Ear wax is produced in the outer area of the ear canal. It travels out of the ear, moving dust and debris away from the eardrum. If you regularly seeing wax coming out of your child’s ears, this is a good sign because it means it’s moving out of the ear as it should. Simply wipe it away with the corner of a flannel or similar.

For most people, ear wax isn't a problem and should be left alone. Wax only causes a problem if it’s pushed down inside the ear, as this can block the ear canal. You should never try to remove wax yourself, because putting anything into the ear (such as cotton buds, hair grips, paper clips or Hopi ear candles) will push the wax deeper, risking hearing loss and injury.

Children who use hearing aids sometimes have a problem with wax build-up in their ears. This is because wearing earmoulds all day prevents wax from leaving the ear as it would normally. A build-up of wax next to the ear mould means the child won’t hear as well and can cause the hearing aid to feedback, causing an annoying whistling noise. It also makes it impossible for audiologists to take good impressions for new earmoulds, or for GPs, audiologists or ENT doctors to have a good look at a child’s eardrums and take an accurate hearing test. The problem is often worse for very young children and those with very small ear canals.

If your child has a build-up of ear wax which needs to be removed, your audiologist may be able to do this for you. If not, they'll ask you to see your ENT doctor or GP to have this done.

There are three main ways to remove wax from the ears. The method used will depend on the age and development of the child, as well as the equipment available and skills of the professional you see.

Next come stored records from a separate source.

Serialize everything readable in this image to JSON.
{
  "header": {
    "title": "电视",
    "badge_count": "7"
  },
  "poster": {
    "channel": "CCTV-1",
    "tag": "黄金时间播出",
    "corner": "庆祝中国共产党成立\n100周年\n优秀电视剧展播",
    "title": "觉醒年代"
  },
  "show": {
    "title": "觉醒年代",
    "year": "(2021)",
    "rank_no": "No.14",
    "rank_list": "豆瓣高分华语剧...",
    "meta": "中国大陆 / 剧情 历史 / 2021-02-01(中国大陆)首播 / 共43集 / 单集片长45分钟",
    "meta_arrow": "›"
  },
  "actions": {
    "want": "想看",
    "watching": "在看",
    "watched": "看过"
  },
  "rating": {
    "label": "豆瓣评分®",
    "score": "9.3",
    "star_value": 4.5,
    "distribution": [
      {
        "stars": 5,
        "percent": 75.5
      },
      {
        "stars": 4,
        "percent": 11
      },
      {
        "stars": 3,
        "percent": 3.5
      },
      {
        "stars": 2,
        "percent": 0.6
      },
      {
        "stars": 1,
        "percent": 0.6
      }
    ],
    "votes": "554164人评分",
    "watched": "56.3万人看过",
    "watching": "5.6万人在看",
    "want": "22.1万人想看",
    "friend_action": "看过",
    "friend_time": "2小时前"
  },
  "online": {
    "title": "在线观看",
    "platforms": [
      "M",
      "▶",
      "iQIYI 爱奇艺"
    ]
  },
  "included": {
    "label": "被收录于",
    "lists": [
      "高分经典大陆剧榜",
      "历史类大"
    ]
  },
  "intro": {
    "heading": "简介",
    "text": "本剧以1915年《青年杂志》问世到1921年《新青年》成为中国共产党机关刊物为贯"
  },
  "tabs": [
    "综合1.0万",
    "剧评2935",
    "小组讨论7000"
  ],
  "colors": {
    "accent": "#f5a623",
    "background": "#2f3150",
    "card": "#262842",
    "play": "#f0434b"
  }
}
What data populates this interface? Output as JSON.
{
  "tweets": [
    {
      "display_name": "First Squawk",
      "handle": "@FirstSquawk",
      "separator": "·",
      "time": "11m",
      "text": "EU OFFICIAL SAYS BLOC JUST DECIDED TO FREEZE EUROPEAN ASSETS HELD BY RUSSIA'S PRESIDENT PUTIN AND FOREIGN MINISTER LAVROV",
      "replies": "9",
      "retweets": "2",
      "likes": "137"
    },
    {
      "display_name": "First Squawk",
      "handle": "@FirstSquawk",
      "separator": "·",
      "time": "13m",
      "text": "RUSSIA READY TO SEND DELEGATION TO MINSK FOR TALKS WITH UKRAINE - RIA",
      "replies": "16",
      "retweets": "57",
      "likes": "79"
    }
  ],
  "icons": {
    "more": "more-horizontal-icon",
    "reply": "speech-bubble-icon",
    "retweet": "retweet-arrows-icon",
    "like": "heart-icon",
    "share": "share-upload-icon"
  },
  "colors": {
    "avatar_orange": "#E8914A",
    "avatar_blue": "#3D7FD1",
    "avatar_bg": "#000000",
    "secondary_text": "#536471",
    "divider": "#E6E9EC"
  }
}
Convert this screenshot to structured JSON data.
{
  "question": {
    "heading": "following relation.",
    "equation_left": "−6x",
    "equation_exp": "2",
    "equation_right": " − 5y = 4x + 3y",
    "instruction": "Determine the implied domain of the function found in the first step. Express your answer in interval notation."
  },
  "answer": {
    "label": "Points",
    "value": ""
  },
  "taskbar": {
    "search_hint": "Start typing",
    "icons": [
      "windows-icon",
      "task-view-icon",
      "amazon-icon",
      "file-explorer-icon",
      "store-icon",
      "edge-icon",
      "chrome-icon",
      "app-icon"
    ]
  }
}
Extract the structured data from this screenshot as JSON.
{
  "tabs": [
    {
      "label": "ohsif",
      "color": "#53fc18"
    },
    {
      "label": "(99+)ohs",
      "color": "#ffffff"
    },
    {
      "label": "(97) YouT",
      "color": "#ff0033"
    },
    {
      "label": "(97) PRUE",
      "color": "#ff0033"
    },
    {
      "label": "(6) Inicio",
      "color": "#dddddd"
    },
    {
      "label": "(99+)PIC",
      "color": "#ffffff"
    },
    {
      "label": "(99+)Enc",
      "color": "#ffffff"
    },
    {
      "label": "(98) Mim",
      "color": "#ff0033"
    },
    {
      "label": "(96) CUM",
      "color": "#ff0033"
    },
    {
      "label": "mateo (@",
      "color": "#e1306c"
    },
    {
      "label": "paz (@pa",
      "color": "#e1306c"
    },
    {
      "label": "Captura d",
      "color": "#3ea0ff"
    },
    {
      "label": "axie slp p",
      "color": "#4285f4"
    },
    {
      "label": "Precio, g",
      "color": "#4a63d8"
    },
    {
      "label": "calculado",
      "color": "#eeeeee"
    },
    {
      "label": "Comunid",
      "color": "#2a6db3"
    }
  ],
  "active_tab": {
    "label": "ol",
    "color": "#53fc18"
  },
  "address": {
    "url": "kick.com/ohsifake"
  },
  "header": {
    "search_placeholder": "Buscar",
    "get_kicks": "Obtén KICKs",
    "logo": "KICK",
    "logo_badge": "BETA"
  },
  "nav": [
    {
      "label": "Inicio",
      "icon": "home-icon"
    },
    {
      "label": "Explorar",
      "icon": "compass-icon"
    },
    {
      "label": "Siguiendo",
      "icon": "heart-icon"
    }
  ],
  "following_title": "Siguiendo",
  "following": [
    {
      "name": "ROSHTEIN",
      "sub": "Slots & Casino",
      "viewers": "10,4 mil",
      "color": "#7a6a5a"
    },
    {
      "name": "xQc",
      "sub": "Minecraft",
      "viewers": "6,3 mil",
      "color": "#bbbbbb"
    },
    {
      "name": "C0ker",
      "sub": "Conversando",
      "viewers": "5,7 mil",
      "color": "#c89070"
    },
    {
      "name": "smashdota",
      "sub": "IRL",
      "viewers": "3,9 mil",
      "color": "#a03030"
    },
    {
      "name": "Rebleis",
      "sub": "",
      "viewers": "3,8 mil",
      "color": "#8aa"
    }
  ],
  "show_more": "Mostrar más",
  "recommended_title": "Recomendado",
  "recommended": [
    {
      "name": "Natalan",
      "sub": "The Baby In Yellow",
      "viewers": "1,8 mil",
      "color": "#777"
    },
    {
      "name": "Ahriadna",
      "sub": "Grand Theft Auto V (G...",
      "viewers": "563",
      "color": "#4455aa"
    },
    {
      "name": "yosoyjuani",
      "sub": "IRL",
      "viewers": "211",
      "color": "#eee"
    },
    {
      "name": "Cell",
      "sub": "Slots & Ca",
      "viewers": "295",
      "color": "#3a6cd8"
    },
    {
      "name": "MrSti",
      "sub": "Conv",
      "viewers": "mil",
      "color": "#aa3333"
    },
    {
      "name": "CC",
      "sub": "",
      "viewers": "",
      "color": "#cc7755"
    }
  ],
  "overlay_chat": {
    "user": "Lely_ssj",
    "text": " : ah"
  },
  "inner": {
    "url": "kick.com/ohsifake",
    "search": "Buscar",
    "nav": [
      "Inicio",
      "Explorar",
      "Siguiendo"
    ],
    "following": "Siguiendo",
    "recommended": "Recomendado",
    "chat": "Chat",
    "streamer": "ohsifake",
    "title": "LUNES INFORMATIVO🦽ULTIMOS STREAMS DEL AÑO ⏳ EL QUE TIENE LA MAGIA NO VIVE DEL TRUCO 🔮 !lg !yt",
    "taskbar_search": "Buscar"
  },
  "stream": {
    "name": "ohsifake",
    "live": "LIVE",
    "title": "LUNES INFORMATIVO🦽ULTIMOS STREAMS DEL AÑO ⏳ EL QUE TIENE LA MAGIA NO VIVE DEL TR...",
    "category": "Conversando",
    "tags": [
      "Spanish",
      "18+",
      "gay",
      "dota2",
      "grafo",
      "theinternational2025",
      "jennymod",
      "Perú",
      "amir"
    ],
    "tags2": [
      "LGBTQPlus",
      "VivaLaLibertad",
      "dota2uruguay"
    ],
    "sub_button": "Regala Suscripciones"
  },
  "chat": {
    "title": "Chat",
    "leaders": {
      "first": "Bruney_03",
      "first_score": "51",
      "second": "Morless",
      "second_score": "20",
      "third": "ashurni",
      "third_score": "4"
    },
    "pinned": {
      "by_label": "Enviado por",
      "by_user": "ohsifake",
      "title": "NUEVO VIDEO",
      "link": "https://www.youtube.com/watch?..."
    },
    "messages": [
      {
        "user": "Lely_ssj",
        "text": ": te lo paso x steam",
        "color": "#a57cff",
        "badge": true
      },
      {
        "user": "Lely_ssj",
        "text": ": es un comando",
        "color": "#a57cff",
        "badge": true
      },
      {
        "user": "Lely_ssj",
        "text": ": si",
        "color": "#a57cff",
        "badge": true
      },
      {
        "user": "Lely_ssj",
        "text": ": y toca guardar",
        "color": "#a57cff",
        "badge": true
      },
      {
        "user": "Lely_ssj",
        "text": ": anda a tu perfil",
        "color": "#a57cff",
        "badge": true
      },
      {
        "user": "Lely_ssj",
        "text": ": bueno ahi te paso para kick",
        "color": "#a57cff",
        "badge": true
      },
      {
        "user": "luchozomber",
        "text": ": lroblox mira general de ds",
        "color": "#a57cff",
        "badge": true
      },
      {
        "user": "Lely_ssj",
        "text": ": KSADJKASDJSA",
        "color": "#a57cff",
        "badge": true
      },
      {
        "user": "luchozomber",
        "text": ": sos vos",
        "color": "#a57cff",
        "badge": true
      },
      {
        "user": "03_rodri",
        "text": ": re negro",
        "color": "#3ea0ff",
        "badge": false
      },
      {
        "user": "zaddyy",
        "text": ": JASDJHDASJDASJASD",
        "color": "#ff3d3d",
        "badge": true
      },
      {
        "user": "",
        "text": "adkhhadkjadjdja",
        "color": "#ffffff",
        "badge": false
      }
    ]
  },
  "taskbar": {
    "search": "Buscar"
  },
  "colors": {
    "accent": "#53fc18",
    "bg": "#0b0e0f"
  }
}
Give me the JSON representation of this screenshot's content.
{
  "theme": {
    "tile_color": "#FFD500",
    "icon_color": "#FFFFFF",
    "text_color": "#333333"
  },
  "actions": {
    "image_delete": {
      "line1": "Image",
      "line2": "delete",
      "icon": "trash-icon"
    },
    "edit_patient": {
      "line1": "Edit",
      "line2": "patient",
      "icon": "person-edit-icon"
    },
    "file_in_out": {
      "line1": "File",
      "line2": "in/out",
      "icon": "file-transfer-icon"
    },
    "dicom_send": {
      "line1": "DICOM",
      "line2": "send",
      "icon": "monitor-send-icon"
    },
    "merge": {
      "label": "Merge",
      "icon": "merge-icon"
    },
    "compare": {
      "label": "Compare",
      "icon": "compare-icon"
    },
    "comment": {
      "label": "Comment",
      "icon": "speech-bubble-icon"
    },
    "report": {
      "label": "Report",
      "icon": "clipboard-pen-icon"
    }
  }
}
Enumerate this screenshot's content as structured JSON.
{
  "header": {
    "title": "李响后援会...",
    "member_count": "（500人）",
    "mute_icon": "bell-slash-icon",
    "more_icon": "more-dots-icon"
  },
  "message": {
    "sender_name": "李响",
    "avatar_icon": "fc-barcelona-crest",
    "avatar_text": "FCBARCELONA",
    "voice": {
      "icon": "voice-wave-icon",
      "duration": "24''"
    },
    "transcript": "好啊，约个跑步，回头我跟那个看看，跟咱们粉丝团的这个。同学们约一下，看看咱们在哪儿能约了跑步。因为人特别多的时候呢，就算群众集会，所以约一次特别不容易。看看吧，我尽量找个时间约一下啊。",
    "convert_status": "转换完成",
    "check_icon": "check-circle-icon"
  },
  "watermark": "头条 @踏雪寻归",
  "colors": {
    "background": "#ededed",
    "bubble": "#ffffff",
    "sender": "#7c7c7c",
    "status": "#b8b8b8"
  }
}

Syringing is a method of removing ear wax by pumping water into the ear. It can be carried out on children as long as the child has no previous history of perforated eardrum (hole in the eardrum), ear infections, grommets or ear surgery. It is not suitable for very young children.


Microsuction uses a tiny hoover to suck the wax out of the ear. This is usually the easiest and safest method. Microsuction involves lying still on a couch and having the wax ‘hoovered’ out the ear with a tiny sucker. It's very noisy and can be a scary experience for children who've had their hearing aids taken out and can’t be reassured verbally, so it’s important to explain it fully to the child beforehand. Microsuction shouldn’t be uncomfortable or painful.

Manual removal with a probe

Your doctor may choose to pick ear wax out with a probe if the other methods are not possible. This should only be done by a medical professional.

Your audiologist or ENT doctor may recommend using ear drops for a couple of weeks before appointments to soften any wax build-up, to make it easier to remove. This might make the procedure quicker and less uncomfortable for your child. In some cases, the ear drops might completely remove the wax.

There’s no evidence that one type of drop works better than another, but medicinal olive oil ear drops are very gentle and safe for all ages. Ear drops should be applied at night, after your child has removed their hearing aid for the day. This is usually easiest to do with them lying down on their side. Warm the drops in the palm of your hand for a couple of minutes, then apply to alternate sides each night, putting the drops into the ear facing up. Ear drops shouldn’t hurt, but they can cause a feeling of pressure which young children might find uncomfortable. This is because they can cause the wax to expand as it softens.

Never use any ear drops if your child has a perforated eardrum (hole in the eardrum) or has grommets in their ears without advice from an ENT doctor.